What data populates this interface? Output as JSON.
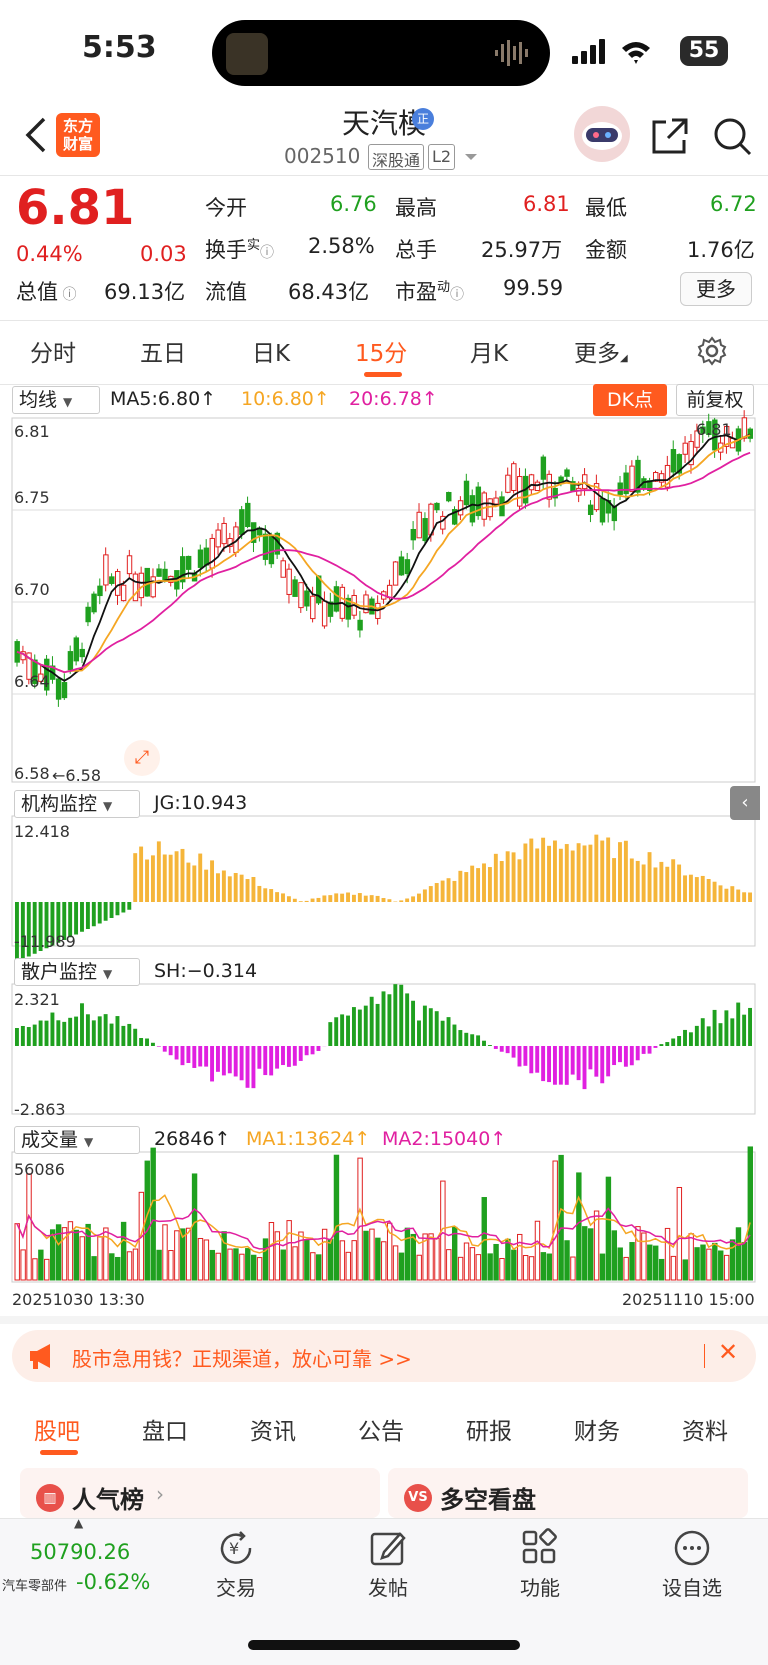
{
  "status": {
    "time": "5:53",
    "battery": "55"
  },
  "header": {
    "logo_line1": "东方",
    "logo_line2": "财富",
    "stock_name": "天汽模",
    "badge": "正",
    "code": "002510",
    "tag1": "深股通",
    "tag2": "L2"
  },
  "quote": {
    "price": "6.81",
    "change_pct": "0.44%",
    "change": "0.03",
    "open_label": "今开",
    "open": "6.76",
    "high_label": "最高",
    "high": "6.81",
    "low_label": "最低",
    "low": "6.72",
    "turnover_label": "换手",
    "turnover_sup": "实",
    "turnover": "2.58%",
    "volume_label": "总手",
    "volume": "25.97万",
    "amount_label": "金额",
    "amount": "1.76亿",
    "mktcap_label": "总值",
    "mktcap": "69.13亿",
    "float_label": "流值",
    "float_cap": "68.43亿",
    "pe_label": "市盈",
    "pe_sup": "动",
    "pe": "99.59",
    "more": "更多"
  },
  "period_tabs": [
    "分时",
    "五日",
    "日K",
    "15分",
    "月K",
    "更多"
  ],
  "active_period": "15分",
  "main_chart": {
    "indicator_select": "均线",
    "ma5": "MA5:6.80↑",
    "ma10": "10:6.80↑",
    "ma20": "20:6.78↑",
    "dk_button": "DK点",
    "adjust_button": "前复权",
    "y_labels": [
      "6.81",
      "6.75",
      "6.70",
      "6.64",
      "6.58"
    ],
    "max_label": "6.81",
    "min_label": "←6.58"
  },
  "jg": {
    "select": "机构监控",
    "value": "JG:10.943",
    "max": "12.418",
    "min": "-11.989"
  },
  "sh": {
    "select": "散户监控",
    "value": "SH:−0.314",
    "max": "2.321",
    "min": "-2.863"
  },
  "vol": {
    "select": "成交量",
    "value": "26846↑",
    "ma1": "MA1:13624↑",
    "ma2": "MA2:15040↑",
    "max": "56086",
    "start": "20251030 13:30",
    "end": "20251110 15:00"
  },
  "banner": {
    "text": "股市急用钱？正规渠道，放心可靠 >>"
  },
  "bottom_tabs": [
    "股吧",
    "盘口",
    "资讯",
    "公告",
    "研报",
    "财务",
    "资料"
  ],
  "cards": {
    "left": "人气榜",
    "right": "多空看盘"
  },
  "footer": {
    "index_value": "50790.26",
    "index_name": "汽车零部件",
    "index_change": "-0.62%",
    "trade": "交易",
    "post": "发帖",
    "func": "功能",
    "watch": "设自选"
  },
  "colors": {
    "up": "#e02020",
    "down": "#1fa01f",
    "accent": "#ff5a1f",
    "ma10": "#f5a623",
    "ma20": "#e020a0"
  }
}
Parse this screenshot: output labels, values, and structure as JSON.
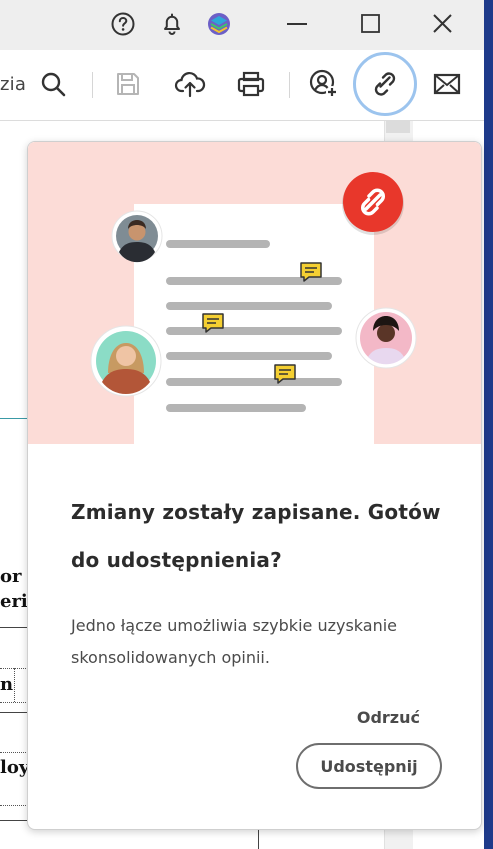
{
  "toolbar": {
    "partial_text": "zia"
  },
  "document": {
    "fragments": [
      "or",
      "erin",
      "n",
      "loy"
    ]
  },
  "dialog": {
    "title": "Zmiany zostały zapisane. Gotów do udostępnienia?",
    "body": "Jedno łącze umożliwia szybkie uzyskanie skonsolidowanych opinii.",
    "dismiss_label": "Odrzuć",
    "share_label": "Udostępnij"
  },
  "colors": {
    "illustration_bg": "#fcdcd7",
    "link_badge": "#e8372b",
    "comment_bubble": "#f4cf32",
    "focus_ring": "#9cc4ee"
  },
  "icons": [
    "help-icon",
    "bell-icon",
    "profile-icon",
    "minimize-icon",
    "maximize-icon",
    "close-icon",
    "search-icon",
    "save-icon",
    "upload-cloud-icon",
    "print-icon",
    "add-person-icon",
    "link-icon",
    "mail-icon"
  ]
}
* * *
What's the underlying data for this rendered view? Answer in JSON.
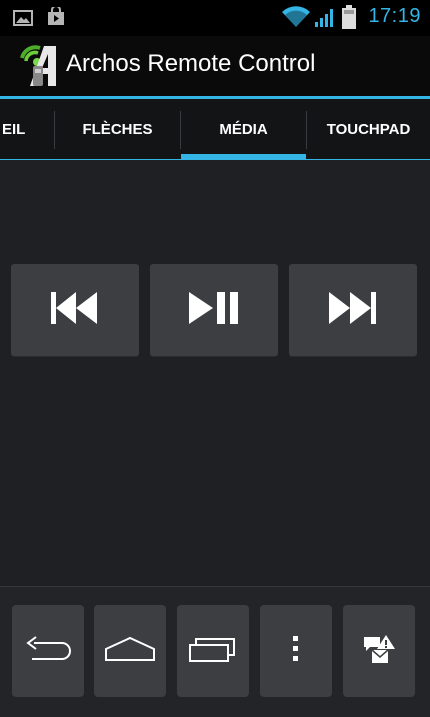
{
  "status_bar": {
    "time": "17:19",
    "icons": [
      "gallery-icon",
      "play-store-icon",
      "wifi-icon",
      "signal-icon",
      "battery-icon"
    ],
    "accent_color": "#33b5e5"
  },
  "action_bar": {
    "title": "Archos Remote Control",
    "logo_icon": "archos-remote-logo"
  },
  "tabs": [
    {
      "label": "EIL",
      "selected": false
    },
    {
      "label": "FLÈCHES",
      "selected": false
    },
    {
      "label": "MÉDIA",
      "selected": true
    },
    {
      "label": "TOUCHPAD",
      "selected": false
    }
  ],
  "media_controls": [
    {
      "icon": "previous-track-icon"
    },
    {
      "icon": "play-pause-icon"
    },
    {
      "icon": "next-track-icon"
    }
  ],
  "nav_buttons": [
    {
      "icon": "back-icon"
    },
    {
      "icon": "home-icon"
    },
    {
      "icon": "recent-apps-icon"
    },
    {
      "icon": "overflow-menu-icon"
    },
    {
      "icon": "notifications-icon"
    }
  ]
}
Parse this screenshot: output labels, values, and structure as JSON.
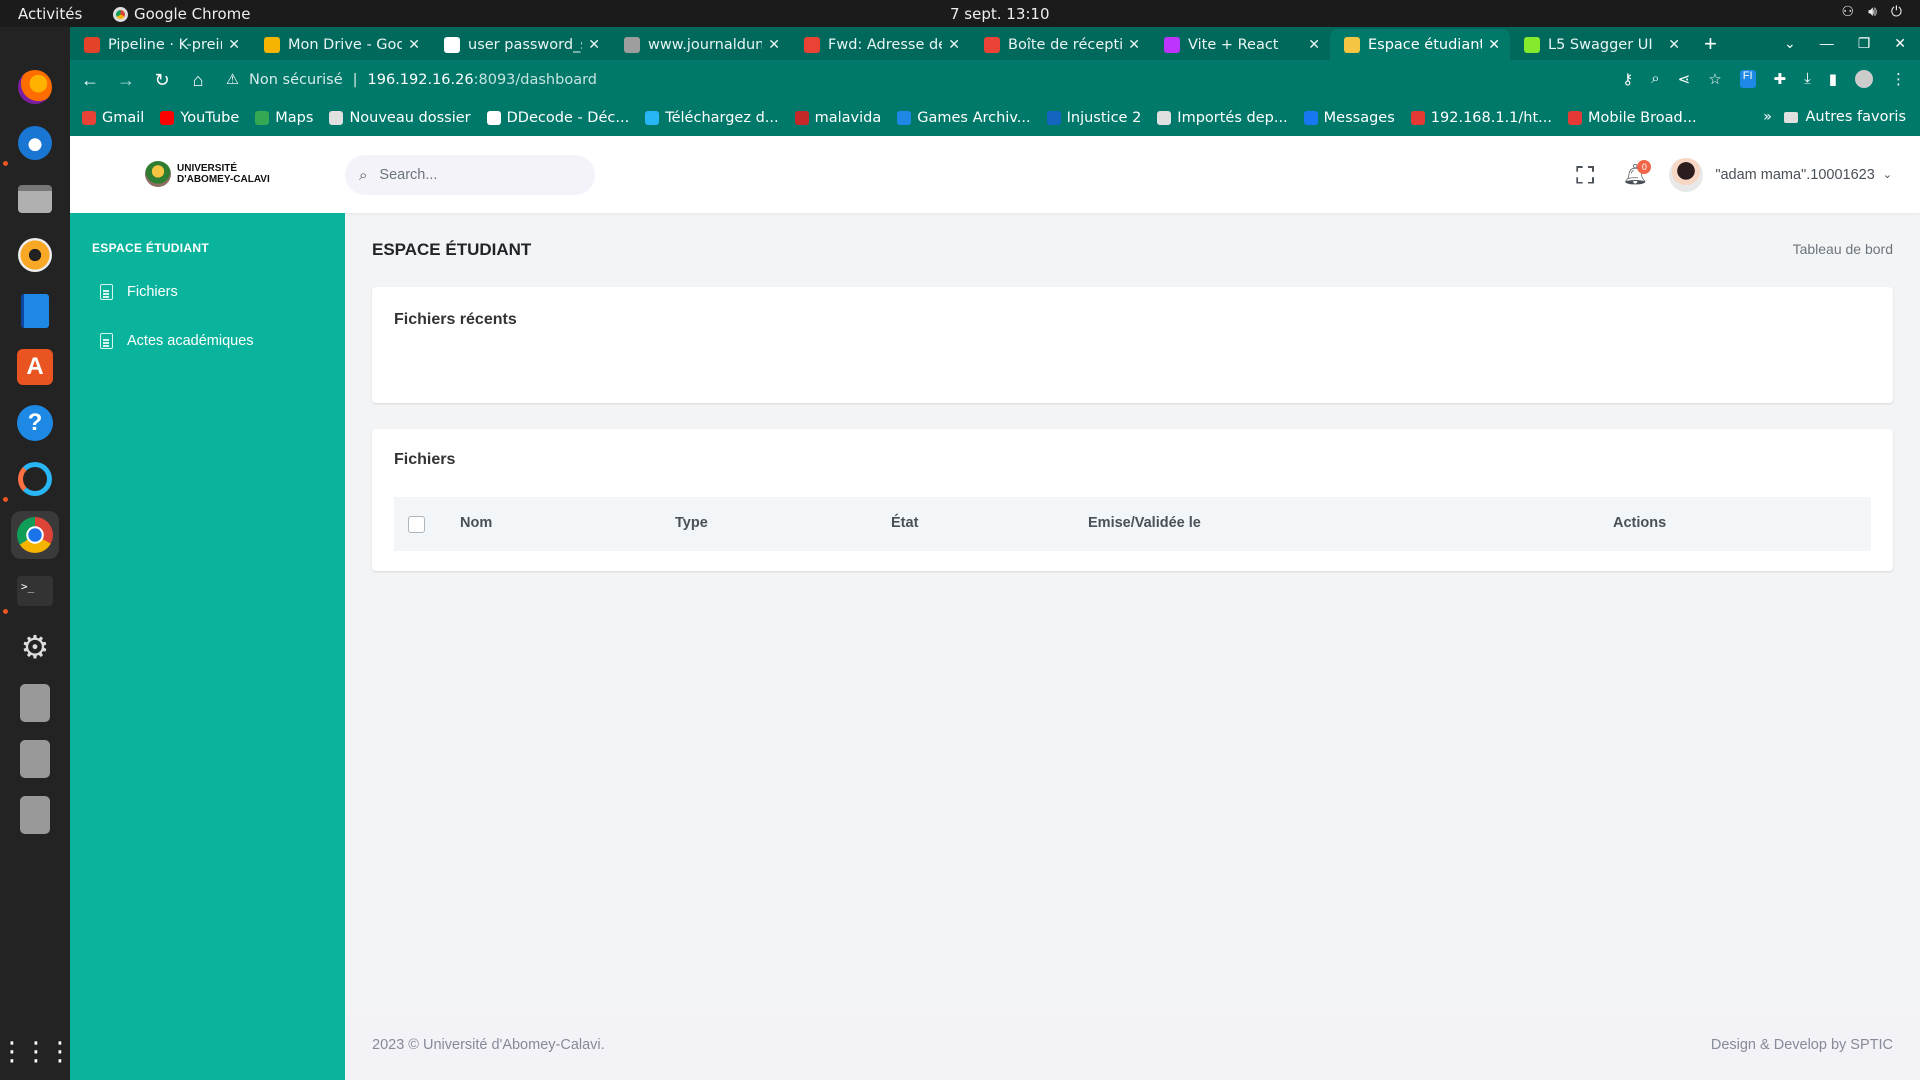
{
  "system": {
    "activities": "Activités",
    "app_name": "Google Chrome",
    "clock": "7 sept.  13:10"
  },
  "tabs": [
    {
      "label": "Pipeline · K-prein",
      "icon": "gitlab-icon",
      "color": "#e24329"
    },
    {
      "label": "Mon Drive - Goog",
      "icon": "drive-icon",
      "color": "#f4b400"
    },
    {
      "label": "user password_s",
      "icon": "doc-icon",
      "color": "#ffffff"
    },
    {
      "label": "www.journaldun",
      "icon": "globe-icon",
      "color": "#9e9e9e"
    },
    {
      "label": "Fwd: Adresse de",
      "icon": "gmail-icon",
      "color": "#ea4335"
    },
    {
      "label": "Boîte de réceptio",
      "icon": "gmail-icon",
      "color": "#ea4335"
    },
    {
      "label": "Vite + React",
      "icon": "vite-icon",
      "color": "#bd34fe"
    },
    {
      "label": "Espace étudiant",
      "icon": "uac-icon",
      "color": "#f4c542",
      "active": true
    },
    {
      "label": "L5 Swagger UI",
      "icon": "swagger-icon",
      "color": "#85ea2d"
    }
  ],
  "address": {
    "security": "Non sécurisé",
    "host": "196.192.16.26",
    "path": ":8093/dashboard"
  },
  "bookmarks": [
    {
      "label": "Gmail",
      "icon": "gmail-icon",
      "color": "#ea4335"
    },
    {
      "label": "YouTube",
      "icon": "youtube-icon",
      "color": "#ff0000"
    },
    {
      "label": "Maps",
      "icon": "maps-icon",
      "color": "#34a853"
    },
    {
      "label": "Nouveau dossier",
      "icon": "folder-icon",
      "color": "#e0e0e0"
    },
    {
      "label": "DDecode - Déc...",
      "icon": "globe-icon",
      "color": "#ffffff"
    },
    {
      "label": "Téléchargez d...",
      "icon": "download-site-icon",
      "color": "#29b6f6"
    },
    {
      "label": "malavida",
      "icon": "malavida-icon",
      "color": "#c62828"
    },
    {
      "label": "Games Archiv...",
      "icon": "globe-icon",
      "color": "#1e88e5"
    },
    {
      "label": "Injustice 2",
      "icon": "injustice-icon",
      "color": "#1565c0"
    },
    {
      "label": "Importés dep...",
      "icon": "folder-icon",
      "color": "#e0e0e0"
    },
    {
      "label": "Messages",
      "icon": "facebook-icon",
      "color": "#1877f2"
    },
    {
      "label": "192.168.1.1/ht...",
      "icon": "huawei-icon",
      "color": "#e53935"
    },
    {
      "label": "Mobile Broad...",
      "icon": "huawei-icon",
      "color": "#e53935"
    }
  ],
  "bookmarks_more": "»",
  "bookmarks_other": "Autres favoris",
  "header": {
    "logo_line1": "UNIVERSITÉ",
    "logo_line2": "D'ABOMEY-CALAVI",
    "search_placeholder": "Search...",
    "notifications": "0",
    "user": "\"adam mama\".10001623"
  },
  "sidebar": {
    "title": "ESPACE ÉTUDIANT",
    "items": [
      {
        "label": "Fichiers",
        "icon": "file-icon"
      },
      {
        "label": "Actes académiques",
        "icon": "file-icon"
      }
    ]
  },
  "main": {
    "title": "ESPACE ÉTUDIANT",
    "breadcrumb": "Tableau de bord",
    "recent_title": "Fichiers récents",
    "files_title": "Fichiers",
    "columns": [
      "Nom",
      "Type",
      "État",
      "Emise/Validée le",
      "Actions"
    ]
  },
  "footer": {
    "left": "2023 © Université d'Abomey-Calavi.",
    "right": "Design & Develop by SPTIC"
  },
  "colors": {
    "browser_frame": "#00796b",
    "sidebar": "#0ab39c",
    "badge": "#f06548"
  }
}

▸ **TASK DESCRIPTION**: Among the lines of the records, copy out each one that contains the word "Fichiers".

▸ **FINAL ANSWER**:
        "label": "Fichiers",
    "recent_title": "Fichiers récents",
    "files_title": "Fichiers",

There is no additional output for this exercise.